Throughout the summer I risked smoke, storms and sickness to escape into the embrace of the sea, until, one day after that final swim, places of worship were effectively closed, along with beaches, pools, and national parks across NSW. Skeleton teams adapted to livestreamed prayers and sermons recorded in empty rooms. The faithful found themselves using their laptops to celebrate the end of Lent and the start of Ramadan, others missing services for the first time in decades. I stayed home on Sundays, pacing my neighbourhood until I found a path that led to the harbour.
It’s unsurprising that in a crisis we run to spaces of safety and connection. For Pastor Karen Pack, assisting community members discover sacred spaces in their own homes has been her continuing mandate. ‘My own community has been meeting mostly online for the whole year,’ she said, ‘Christianity is all about relationship, so consummating those relationships in what’s appropriate to the circumstance to stay safe and healthy… most of the places where Jesus taught was out in the middle of nature… in the midst of life with people.’
An ‘alfresco’ experience of connection transcends faith communities, with a huge rise in Australians spending more time outdoors during the pandemic. We have walked long distances, immersed ourselves in the natural world, met with friends outside to check in, and connected back to community in ways that can only be considered sacred.
When the rituals and ceremonies of faith require the meeting of people and the presence of a priest, however, staying apart is far more difficult. Bishop Richard Umbers of the Catholic Archdiocese of Sydney has been leading his parish in sacred traditions, or sacraments, including the Eucharist, taking of wine and bread, believed to be the literal body and blood of Jesus Christ through the miracle of transubstantiation, virtually.
‘We take risks to rediscover what is sacred and hold fast to it. We catch up over drinks to share the week’s burdens, wear masks in a house of worship, read holy texts over Zoom, or take bread and wine with freshly washed hands.’
‘The Being, the flesh, is really important.
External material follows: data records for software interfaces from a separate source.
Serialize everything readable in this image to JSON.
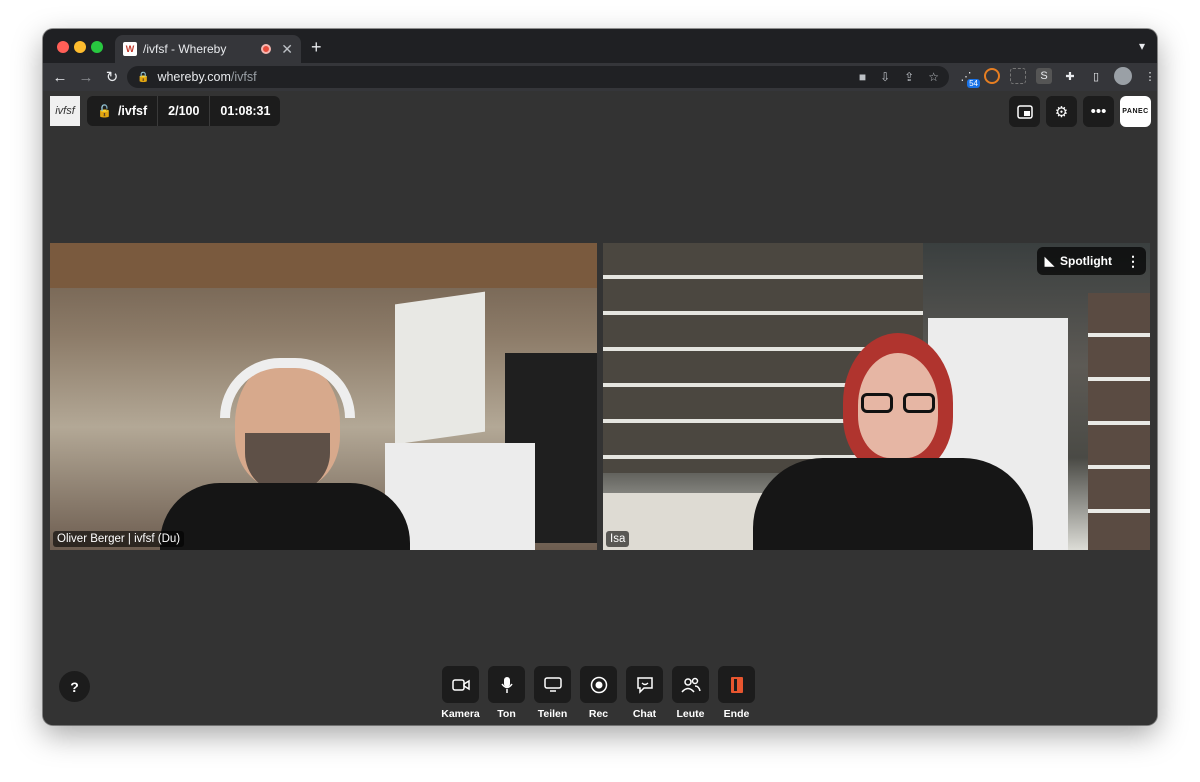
{
  "browser": {
    "tab_title": "/ivfsf - Whereby",
    "favicon_letter": "W",
    "url_host": "whereby.com",
    "url_path": "/ivfsf",
    "extension_badge": "54"
  },
  "room": {
    "logo_text": "ivfsf",
    "name": "/ivfsf",
    "participants": "2/100",
    "timer": "01:08:31",
    "brand_text": "PANEC"
  },
  "videos": {
    "left_name": "Oliver Berger | ivfsf (Du)",
    "right_name": "Isa",
    "spotlight_label": "Spotlight"
  },
  "controls": {
    "help": "?",
    "camera": "Kamera",
    "sound": "Ton",
    "share": "Teilen",
    "record": "Rec",
    "chat": "Chat",
    "people": "Leute",
    "end": "Ende"
  },
  "colors": {
    "accent_end": "#e8562f",
    "recording": "#e74c3c",
    "background": "#333333"
  }
}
That’s where the sacraments come in because it makes Jesus present to us in a very physical way, it’s a spiritual grace brought about through physical signs that you can see and touch,’ he said, ‘the Pope can’t perform the miracle of transubstantiation over TV… That’s what makes this so painful, being separated from the sacraments.’
‘There’s a long tradition in the Church … of people who have been deprived of the sacraments for years,’ said Bishop Umbers, ‘when you look at Japan and the hidden Christians, that was three centuries without the sacraments!’ He goes on, ‘the thing is, we are bound by the sacraments, but God is not. The Holy Spirit is never lacking.’
I continue to swim, even as the water temperature makes my skin turn pink and purple in the cold, shirking public transport for a nearly twenty-kilometre bicycle loop. Bishop Umbers and his colleagues continue to encourage parishioners to meet together and take part in the sacraments, mitigating risk where they can.
We take risks to rediscover what is sacred and hold fast to it. We catch up over drinks to share the week’s burdens, wear masks in a house of worship, read holy texts over Zoom, or take bread and wine with freshly washed hands. What we lose when buildings and beaches close forces us to rediscover the heart of what is sacred and how we connect to the divine. Whatever form it takes, our experience of the sacred has been made more personal and more urgently desired. Perhaps, we are better for it.